> Exercise brief:
Examine the records below and count how many lines contain the string "structured". Give only the number.

BEGIN Input records

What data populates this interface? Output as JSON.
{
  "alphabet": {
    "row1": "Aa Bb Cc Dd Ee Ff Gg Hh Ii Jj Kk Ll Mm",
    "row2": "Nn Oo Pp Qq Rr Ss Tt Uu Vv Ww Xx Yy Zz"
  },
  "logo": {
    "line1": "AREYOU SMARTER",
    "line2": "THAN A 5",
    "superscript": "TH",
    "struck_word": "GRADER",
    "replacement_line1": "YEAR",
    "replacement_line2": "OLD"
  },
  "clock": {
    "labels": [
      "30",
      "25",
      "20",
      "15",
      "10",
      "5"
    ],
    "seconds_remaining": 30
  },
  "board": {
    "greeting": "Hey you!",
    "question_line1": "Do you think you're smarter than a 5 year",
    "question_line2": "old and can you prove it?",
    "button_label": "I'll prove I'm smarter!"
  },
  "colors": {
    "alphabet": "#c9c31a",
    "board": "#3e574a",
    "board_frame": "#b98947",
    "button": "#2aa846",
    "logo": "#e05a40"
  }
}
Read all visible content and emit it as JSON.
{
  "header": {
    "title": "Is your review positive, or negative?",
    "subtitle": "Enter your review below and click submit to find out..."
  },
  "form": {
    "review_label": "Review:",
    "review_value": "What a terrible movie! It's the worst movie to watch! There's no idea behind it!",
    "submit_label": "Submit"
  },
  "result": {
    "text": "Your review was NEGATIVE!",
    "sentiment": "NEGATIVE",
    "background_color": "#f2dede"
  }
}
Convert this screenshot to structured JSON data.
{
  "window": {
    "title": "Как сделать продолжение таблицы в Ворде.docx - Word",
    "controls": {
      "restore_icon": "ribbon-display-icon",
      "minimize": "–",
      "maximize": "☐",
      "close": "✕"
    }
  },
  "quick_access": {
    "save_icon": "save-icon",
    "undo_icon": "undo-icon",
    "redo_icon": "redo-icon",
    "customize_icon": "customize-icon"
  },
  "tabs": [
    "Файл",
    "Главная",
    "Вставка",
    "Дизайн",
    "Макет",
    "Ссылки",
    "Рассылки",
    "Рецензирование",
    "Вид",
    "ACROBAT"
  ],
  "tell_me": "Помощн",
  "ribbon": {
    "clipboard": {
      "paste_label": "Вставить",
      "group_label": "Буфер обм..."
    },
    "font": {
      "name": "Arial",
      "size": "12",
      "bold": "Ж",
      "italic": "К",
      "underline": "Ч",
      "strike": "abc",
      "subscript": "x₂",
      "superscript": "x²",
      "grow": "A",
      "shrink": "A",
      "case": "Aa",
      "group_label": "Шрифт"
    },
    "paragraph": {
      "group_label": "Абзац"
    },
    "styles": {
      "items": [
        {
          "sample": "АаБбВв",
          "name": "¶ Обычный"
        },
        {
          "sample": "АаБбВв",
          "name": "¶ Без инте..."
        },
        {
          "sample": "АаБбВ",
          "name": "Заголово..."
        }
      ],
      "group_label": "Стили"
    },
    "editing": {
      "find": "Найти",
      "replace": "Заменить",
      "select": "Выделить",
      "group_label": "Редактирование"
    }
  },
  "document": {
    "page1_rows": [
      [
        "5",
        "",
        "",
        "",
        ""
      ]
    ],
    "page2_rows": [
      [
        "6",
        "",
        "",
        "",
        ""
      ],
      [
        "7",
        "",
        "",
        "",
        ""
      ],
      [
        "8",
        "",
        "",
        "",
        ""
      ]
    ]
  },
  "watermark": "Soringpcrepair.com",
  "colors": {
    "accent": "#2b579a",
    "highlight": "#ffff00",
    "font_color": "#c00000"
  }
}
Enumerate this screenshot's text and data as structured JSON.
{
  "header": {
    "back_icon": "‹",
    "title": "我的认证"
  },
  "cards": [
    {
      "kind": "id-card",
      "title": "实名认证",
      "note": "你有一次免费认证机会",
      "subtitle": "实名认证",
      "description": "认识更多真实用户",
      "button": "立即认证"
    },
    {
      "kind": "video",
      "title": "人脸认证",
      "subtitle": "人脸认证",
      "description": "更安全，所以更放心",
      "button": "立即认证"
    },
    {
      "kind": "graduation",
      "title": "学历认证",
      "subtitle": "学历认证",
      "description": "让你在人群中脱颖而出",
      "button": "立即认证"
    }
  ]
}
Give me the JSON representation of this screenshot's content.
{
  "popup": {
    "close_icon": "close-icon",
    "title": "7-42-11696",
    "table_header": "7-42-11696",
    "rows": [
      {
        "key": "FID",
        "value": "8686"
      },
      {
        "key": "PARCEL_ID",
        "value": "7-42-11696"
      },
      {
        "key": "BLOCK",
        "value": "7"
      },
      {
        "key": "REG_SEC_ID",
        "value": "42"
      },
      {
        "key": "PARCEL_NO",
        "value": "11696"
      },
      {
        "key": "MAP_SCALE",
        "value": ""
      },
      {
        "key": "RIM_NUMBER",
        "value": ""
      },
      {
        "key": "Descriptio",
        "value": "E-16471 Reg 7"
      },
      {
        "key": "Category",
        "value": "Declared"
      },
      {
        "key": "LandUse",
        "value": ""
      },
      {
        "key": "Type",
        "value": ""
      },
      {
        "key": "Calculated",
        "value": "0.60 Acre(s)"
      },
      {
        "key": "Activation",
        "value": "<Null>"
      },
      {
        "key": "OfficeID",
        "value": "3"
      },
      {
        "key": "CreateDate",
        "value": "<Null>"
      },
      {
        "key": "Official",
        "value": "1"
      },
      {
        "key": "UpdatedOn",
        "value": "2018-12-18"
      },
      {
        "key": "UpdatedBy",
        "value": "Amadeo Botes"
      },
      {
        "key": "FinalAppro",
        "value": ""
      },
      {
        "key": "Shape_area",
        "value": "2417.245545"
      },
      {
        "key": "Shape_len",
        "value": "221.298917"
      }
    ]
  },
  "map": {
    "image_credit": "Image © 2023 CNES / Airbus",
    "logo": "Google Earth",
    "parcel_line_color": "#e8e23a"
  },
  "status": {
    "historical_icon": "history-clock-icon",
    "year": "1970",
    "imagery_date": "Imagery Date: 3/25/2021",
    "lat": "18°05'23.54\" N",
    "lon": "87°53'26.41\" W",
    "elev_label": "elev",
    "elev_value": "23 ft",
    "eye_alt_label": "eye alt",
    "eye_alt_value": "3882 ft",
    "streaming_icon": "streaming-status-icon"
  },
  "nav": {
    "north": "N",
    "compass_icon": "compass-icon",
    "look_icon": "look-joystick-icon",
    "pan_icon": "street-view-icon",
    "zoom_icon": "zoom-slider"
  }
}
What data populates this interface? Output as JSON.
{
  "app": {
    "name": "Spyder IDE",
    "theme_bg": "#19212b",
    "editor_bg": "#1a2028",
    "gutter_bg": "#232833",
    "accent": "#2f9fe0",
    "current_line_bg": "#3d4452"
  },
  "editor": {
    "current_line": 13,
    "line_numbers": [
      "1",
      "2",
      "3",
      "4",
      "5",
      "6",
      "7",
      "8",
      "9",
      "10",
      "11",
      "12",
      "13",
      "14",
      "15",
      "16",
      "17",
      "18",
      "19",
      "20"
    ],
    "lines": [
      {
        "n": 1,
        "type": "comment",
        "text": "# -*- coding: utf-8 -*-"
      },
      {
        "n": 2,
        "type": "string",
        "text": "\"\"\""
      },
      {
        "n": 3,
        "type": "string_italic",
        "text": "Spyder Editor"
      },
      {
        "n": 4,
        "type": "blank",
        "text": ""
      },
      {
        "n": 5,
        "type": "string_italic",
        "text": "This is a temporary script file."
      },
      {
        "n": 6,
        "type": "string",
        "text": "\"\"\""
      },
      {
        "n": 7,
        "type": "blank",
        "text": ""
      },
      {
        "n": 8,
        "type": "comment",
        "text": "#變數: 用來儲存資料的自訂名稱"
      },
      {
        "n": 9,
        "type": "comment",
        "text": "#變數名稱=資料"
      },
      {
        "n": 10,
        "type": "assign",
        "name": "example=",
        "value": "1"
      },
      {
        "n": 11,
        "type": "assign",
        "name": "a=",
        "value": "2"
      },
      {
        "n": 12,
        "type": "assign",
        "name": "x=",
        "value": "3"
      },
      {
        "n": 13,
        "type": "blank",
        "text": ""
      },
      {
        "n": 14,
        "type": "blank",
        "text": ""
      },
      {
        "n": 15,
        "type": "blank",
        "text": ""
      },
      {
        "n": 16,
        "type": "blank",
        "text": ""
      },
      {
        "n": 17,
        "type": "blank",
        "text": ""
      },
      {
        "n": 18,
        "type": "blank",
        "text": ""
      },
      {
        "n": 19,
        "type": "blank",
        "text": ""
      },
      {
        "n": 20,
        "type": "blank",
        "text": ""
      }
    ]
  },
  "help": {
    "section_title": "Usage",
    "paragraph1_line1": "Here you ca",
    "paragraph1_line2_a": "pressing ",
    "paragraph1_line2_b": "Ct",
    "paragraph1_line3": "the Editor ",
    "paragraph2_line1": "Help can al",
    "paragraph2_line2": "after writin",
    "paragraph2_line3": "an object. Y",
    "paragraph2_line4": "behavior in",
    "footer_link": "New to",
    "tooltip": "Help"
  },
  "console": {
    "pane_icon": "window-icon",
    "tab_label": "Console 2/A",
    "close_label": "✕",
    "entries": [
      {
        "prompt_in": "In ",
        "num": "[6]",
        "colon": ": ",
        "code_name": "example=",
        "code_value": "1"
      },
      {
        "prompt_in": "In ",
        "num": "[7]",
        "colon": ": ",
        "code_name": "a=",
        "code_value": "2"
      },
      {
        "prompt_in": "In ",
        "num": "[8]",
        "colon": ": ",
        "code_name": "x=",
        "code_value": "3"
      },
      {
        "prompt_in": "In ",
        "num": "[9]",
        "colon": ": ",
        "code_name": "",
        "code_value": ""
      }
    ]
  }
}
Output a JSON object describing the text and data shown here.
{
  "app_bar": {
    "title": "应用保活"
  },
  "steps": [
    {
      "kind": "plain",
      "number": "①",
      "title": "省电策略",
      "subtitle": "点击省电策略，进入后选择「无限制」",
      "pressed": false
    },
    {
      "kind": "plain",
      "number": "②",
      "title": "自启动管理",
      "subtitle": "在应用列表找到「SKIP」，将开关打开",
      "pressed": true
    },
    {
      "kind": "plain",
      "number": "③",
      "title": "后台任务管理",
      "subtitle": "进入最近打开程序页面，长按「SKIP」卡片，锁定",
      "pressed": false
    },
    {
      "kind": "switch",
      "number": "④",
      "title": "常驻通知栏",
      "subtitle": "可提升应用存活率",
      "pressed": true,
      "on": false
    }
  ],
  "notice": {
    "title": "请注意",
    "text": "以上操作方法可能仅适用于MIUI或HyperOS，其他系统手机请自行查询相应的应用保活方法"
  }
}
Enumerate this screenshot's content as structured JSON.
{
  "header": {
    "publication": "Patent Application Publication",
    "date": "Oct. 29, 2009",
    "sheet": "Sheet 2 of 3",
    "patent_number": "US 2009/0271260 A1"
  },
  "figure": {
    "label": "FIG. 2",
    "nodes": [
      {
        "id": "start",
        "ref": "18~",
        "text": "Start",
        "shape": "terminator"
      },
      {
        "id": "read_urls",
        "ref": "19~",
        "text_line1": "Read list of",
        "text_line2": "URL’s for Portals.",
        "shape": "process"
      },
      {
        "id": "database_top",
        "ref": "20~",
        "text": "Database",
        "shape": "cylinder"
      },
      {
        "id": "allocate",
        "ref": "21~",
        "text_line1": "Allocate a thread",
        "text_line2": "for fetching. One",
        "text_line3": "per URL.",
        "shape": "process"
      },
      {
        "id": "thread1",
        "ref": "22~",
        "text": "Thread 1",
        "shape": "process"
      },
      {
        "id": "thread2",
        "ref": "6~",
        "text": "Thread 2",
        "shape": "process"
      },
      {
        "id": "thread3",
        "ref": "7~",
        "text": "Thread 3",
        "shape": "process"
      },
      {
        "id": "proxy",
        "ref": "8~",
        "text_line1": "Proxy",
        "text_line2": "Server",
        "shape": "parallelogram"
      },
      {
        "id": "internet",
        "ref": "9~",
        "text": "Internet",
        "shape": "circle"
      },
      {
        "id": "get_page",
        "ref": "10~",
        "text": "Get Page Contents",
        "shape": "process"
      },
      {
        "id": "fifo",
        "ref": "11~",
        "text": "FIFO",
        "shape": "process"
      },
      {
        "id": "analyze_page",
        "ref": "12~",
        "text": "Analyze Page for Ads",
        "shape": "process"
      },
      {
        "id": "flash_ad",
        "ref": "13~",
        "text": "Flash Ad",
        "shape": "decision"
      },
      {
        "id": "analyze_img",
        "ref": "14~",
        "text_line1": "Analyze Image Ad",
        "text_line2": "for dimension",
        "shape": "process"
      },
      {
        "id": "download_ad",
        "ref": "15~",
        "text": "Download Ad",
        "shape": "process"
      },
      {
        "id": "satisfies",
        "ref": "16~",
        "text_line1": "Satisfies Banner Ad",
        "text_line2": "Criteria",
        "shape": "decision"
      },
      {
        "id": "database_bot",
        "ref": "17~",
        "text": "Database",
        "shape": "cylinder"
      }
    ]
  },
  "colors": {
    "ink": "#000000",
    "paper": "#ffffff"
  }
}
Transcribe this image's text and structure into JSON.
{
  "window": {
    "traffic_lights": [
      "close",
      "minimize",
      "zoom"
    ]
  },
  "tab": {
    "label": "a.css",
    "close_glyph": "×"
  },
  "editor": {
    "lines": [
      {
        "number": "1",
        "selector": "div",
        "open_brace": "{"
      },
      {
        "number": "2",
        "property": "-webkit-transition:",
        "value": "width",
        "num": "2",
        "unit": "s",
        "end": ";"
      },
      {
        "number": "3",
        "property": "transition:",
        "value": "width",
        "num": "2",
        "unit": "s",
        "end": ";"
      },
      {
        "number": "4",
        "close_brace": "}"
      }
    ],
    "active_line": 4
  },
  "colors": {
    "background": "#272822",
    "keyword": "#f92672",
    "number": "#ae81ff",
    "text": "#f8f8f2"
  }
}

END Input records

> Task result:
3